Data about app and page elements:
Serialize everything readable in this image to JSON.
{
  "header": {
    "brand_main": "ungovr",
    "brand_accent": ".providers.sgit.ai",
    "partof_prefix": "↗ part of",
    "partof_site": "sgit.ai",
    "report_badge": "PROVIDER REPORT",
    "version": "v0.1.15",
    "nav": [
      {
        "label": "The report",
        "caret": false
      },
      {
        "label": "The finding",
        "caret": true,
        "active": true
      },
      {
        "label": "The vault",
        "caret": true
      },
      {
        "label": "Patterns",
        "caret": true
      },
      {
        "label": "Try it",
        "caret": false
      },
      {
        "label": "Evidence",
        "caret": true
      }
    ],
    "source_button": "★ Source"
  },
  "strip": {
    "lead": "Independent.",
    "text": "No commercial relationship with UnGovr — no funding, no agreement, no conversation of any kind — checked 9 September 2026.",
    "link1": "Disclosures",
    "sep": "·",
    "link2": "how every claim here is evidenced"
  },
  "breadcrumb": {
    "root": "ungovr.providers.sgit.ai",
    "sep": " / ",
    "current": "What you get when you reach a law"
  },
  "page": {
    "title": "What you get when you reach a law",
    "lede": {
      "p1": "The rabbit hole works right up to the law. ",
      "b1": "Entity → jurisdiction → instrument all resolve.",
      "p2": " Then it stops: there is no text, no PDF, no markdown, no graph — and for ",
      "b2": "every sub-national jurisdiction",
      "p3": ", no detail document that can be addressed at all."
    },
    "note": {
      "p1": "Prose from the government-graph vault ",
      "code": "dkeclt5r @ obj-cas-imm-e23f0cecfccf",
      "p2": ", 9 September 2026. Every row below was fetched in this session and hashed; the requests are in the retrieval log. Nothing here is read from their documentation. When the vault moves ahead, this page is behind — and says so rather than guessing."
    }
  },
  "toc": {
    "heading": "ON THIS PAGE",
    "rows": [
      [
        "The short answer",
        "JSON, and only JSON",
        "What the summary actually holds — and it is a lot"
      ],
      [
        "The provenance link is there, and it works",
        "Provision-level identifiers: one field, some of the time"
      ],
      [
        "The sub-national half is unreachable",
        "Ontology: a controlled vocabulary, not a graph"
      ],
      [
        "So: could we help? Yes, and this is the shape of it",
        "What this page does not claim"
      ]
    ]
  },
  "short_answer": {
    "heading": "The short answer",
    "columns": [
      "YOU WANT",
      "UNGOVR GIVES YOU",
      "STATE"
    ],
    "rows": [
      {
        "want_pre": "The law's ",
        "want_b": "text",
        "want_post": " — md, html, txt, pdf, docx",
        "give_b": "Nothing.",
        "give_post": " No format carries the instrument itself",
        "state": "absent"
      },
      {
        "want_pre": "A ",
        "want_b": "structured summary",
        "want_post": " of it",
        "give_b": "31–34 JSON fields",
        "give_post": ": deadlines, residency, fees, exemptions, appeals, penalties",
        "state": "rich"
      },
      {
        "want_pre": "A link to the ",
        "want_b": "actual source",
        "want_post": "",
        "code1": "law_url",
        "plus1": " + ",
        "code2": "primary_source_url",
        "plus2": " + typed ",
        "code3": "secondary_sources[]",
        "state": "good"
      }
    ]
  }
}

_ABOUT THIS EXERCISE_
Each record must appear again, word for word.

_REPLY TO THE EXERCISE_
Serialize everything readable in this image to JSON.
{
  "header": {
    "brand_main": "ungovr",
    "brand_accent": ".providers.sgit.ai",
    "partof_prefix": "↗ part of",
    "partof_site": "sgit.ai",
    "report_badge": "PROVIDER REPORT",
    "version": "v0.1.15",
    "nav": [
      {
        "label": "The report",
        "caret": false
      },
      {
        "label": "The finding",
        "caret": true,
        "active": true
      },
      {
        "label": "The vault",
        "caret": true
      },
      {
        "label": "Patterns",
        "caret": true
      },
      {
        "label": "Try it",
        "caret": false
      },
      {
        "label": "Evidence",
        "caret": true
      }
    ],
    "source_button": "★ Source"
  },
  "strip": {
    "lead": "Independent.",
    "text": "No commercial relationship with UnGovr — no funding, no agreement, no conversation of any kind — checked 9 September 2026.",
    "link1": "Disclosures",
    "sep": "·",
    "link2": "how every claim here is evidenced"
  },
  "breadcrumb": {
    "root": "ungovr.providers.sgit.ai",
    "sep": " / ",
    "current": "What you get when you reach a law"
  },
  "page": {
    "title": "What you get when you reach a law",
    "lede": {
      "p1": "The rabbit hole works right up to the law. ",
      "b1": "Entity → jurisdiction → instrument all resolve.",
      "p2": " Then it stops: there is no text, no PDF, no markdown, no graph — and for ",
      "b2": "every sub-national jurisdiction",
      "p3": ", no detail document that can be addressed at all."
    },
    "note": {
      "p1": "Prose from the government-graph vault ",
      "code": "dkeclt5r @ obj-cas-imm-e23f0cecfccf",
      "p2": ", 9 September 2026. Every row below was fetched in this session and hashed; the requests are in the retrieval log. Nothing here is read from their documentation. When the vault moves ahead, this page is behind — and says so rather than guessing."
    }
  },
  "toc": {
    "heading": "ON THIS PAGE",
    "rows": [
      [
        "The short answer",
        "JSON, and only JSON",
        "What the summary actually holds — and it is a lot"
      ],
      [
        "The provenance link is there, and it works",
        "Provision-level identifiers: one field, some of the time"
      ],
      [
        "The sub-national half is unreachable",
        "Ontology: a controlled vocabulary, not a graph"
      ],
      [
        "So: could we help? Yes, and this is the shape of it",
        "What this page does not claim"
      ]
    ]
  },
  "short_answer": {
    "heading": "The short answer",
    "columns": [
      "YOU WANT",
      "UNGOVR GIVES YOU",
      "STATE"
    ],
    "rows": [
      {
        "want_pre": "The law's ",
        "want_b": "text",
        "want_post": " — md, html, txt, pdf, docx",
        "give_b": "Nothing.",
        "give_post": " No format carries the instrument itself",
        "state": "absent"
      },
      {
        "want_pre": "A ",
        "want_b": "structured summary",
        "want_post": " of it",
        "give_b": "31–34 JSON fields",
        "give_post": ": deadlines, residency, fees, exemptions, appeals, penalties",
        "state": "rich"
      },
      {
        "want_pre": "A link to the ",
        "want_b": "actual source",
        "want_post": "",
        "code1": "law_url",
        "plus1": " + ",
        "code2": "primary_source_url",
        "plus2": " + typed ",
        "code3": "secondary_sources[]",
        "state": "good"
      }
    ]
  }
}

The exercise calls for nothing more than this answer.